First Annual Science of Laws Institute Conference
Held in conjunction with the INCOSE Region II Systems Engineering Mini-Conference
November 1, 2014 | San Diego, California
Societal changes, technological innovations and economic opportunities present endless opportunities and challenges in the fluid policy making environment. In this environment of uncertainty, decision makers defined in this study as policy makers, make complex decisions under bounded rationality. Coupled with temporal constraints, decision makers do not fully consider the potential consequential outcomes of ineffective decision making. This study will focus on demonstrating modeling and simulation to optimize the decision making process and policy design. Using a generalized constraint based uncertainty model; the study will illustrate through simulation, the efficacy of systems engineering approaches in not only maximizing outcomes but also minimizing the unintended consequences of bounded rational decision making in uncertain conditions.
David Schrunk, MD
This presentation discusses the rationale for expanding science to encompass laws of government and the lawmaking process. The present method of lawmaking has many defects and omissions and it is incapable of creating laws that consistently serve the public interest. To correct the defects of the traditional method of lawmaking, a new science, the science of laws, is being established. The promise of the science of laws is that it will transform lawmaking into a knowledge industry and enable governments to satisfy their public-interest obligations.
Ronghui "Lily" Xu, PhD
The application of statistical methods to various fields of science and engineering will be discussed. The importance of design of experiments, data collection and monitoring, and analysis and interpretation of the results will be emphasized. Examples will be provided from biomedicine, economics, and laws of government.
Len Troncale, PhD
This presentation will describe the build-up of influences in the ‘60’s that led to legislation establishing the Office of Technology Assessment (OTA, 1972-95, Public Law 92-484) [the author participated in those deliberations], recap its reports and their influence, outline forces that caused its demise, and concisely summarize lessons learned. It will also describe some of the experiences of the National Academy of Sciences that attempted to substitute for the dissolution of OTA in terms of science counseling legislation.
John Sahlin, PhD
Is a tomato a fruit or a vegetable? Should same-sex couples be allowed to marry or adopt? Can employers ask for your Facebook password?
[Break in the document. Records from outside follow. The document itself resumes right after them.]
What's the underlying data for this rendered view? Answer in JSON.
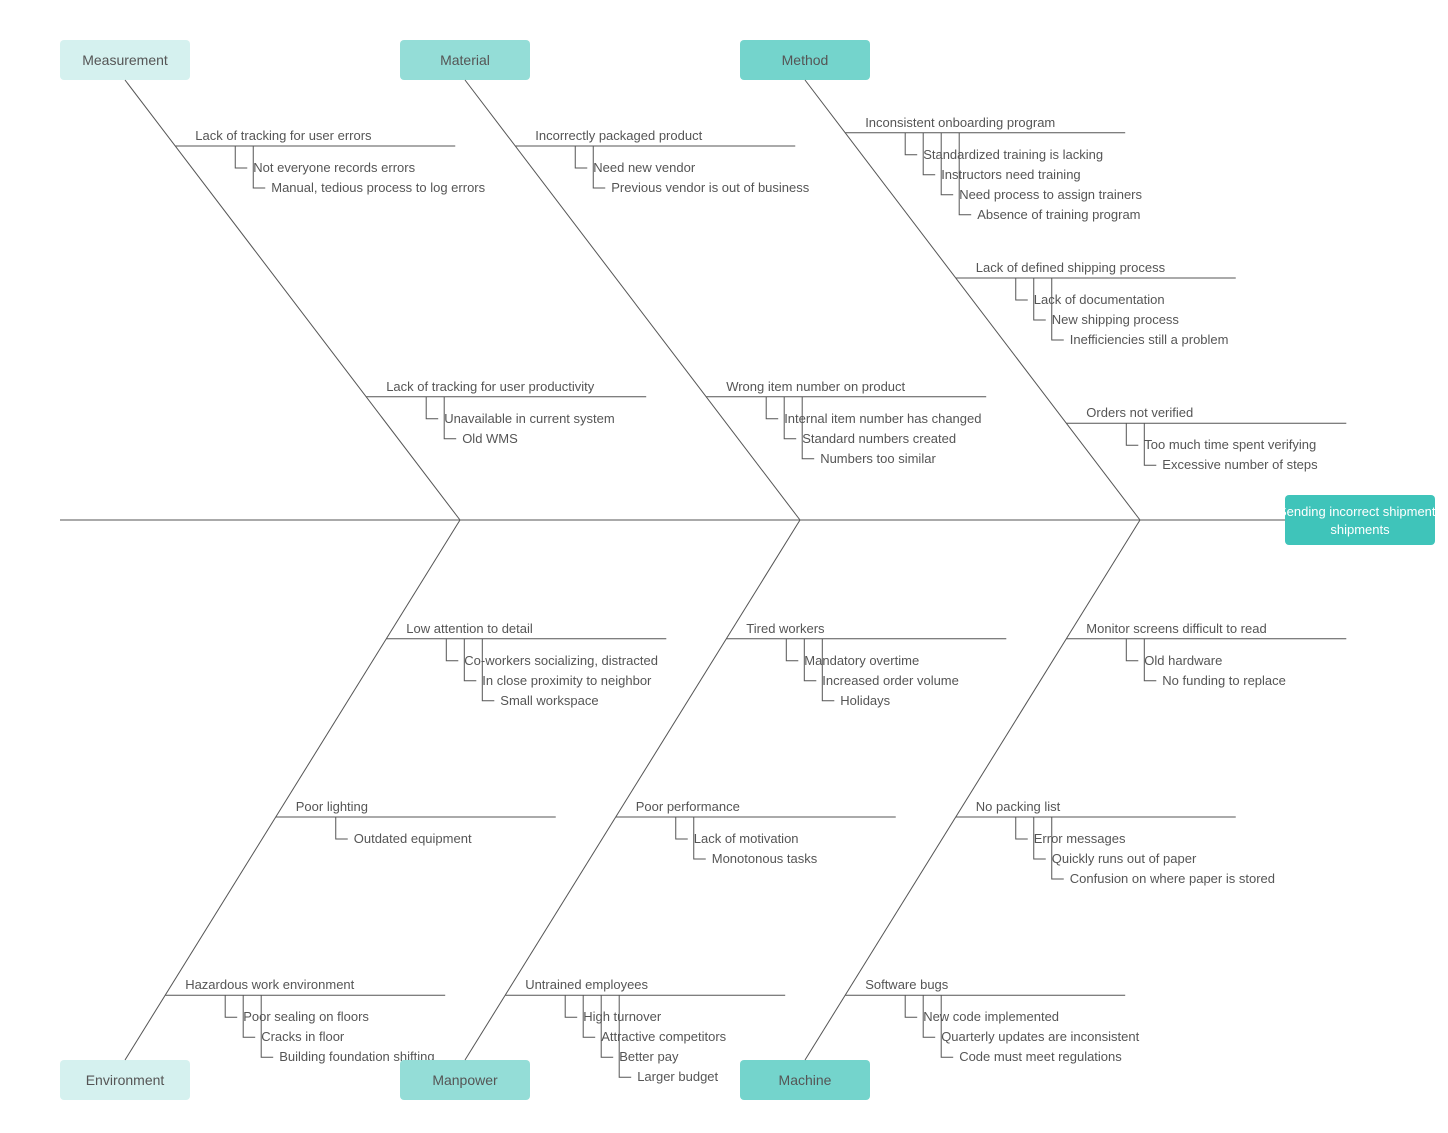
{
  "chart_data": {
    "type": "fishbone",
    "effect": "Sending incorrect shipments",
    "top_categories": [
      {
        "name": "Measurement",
        "color": "#d5f1ef",
        "causes": [
          {
            "label": "Lack of tracking for user errors",
            "subs": [
              "Not everyone records errors",
              "Manual, tedious process to log errors"
            ]
          },
          {
            "label": "Lack of tracking for user productivity",
            "subs": [
              "Unavailable in current system",
              "Old WMS"
            ]
          }
        ]
      },
      {
        "name": "Material",
        "color": "#94ddd7",
        "causes": [
          {
            "label": "Incorrectly packaged product",
            "subs": [
              "Need new vendor",
              "Previous vendor is out of business"
            ]
          },
          {
            "label": "Wrong item number on product",
            "subs": [
              "Internal item number has changed",
              "Standard numbers created",
              "Numbers too similar"
            ]
          }
        ]
      },
      {
        "name": "Method",
        "color": "#74d4cc",
        "causes": [
          {
            "label": "Inconsistent onboarding program",
            "subs": [
              "Standardized training is lacking",
              "Instructors need training",
              "Need process to assign trainers",
              "Absence of training program"
            ]
          },
          {
            "label": "Lack of defined shipping process",
            "subs": [
              "Lack of documentation",
              "New shipping process",
              "Inefficiencies still a problem"
            ]
          },
          {
            "label": "Orders not verified",
            "subs": [
              "Too much time spent verifying",
              "Excessive number of steps"
            ]
          }
        ]
      }
    ],
    "bottom_categories": [
      {
        "name": "Environment",
        "color": "#d5f1ef",
        "causes": [
          {
            "label": "Hazardous work environment",
            "subs": [
              "Poor sealing on floors",
              "Cracks in floor",
              "Building foundation shifting"
            ]
          },
          {
            "label": "Poor lighting",
            "subs": [
              "Outdated equipment"
            ]
          },
          {
            "label": "Low attention to detail",
            "subs": [
              "Co-workers socializing, distracted",
              "In close proximity to neighbor",
              "Small workspace"
            ]
          }
        ]
      },
      {
        "name": "Manpower",
        "color": "#94ddd7",
        "causes": [
          {
            "label": "Untrained employees",
            "subs": [
              "High turnover",
              "Attractive competitors",
              "Better pay",
              "Larger budget"
            ]
          },
          {
            "label": "Poor performance",
            "subs": [
              "Lack of motivation",
              "Monotonous tasks"
            ]
          },
          {
            "label": "Tired workers",
            "subs": [
              "Mandatory overtime",
              "Increased order volume",
              "Holidays"
            ]
          }
        ]
      },
      {
        "name": "Machine",
        "color": "#74d4cc",
        "causes": [
          {
            "label": "Software bugs",
            "subs": [
              "New code implemented",
              "Quarterly updates are inconsistent",
              "Code must meet regulations"
            ]
          },
          {
            "label": "No packing list",
            "subs": [
              "Error messages",
              "Quickly runs out of paper",
              "Confusion on where paper is stored"
            ]
          },
          {
            "label": "Monitor screens difficult to read",
            "subs": [
              "Old hardware",
              "No funding to replace"
            ]
          }
        ]
      }
    ]
  }
}
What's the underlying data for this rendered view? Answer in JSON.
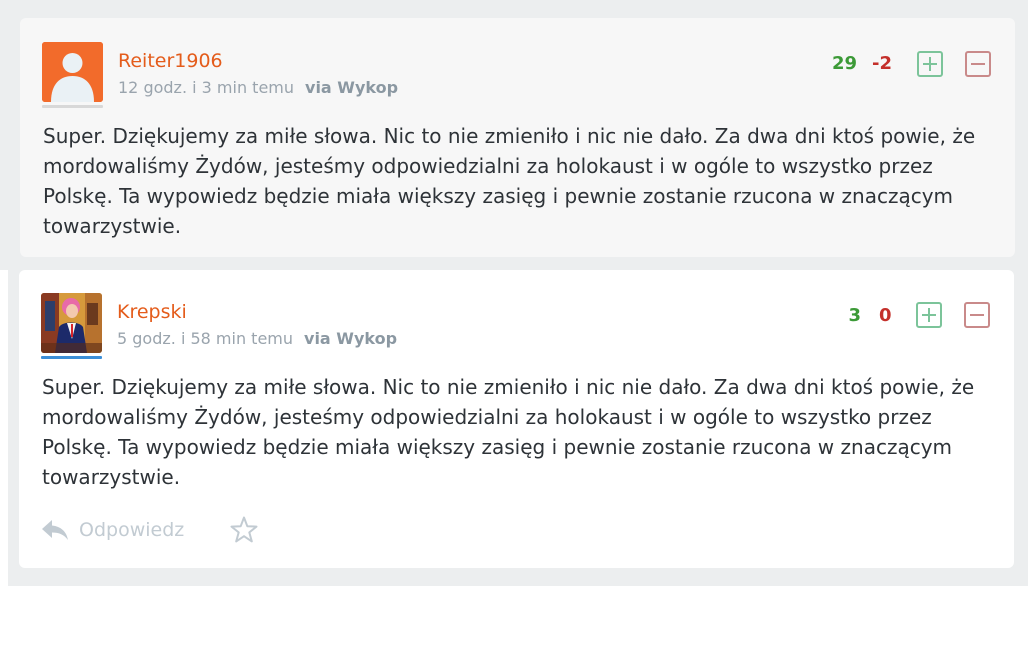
{
  "comments": [
    {
      "username": "Reiter1906",
      "time": "12 godz. i 3 min temu",
      "via": "via Wykop",
      "plus_count": "29",
      "minus_count": "-2",
      "text": "Super. Dziękujemy za miłe słowa. Nic to nie zmieniło i nic nie dało. Za dwa dni ktoś powie, że mordowaliśmy Żydów, jesteśmy odpowiedzialni za holokaust i w ogóle to wszystko przez Polskę. Ta wypowiedz będzie miała większy zasięg i pewnie zostanie rzucona w znaczącym towarzystwie.",
      "avatar_color": "#f26b2b"
    },
    {
      "username": "Krepski",
      "time": "5 godz. i 58 min temu",
      "via": "via Wykop",
      "plus_count": "3",
      "minus_count": "0",
      "text": "Super. Dziękujemy za miłe słowa. Nic to nie zmieniło i nic nie dało. Za dwa dni ktoś powie, że mordowaliśmy Żydów, jesteśmy odpowiedzialni za holokaust i w ogóle to wszystko przez Polskę. Ta wypowiedz będzie miała większy zasięg i pewnie zostanie rzucona w znaczącym towarzystwie.",
      "reply_label": "Odpowiedz"
    }
  ],
  "colors": {
    "username": "#e45c1b",
    "plus": "#3c9a37",
    "minus": "#c4302b",
    "vote_up_border": "#7cc49a",
    "vote_down_border": "#c98a8a"
  },
  "icons": [
    "default-avatar-icon",
    "user-avatar-image",
    "plus-vote-icon",
    "minus-vote-icon",
    "reply-icon",
    "star-icon"
  ]
}
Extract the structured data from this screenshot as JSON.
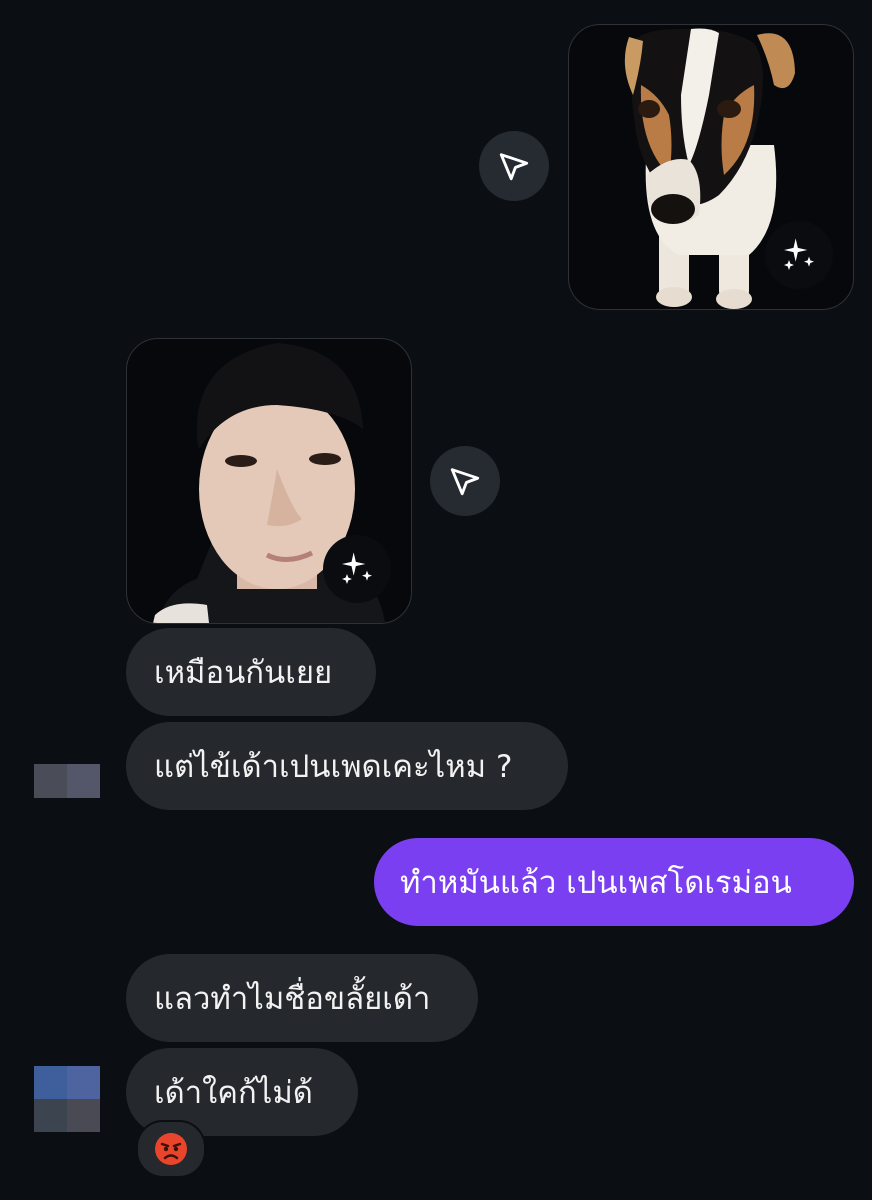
{
  "messages": {
    "m1": "เหมือนกันเยย",
    "m2": "แต่ไข้เด้าเปนเพดเคะไหม ?",
    "m3": "ทำหมันแล้ว เปนเพสโดเรม่อน",
    "m4": "แลวทำไมชื่อขลั้ยเด้า",
    "m5": "เด้าใคก้ไม่ด้"
  },
  "reaction": {
    "emoji": "angry-face"
  },
  "colors": {
    "background": "#0b0f14",
    "incoming_bubble": "#25282d",
    "outgoing_bubble": "#7b3ff2",
    "share_button": "#262a31"
  },
  "icons": {
    "share": "send-paper-plane-icon",
    "ai": "sparkles-icon"
  }
}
Should for-profit universities qualify for federal student loan and G.I. Bill benefits? By attempting to keep laws current with advances in science, technology, and innovative business practices, they fail in two ways:
1. Lawmakers generally lack the scientific background to understand the implications of their laws
2. The timeline to develop laws simply cannot keep pace with advances in technology, becoming obsolete as soon as they are passed
This presentation will investigate the problems caused when lawmakers over-specify the intent of laws. The efficacy of lawmaking can be improved dramatically by applying the Systems Engineering best practices of Requirements Management. In this way, laws would define the intent of the regulation and expected results, leaving out verbiage regarding to specific implementations or designs.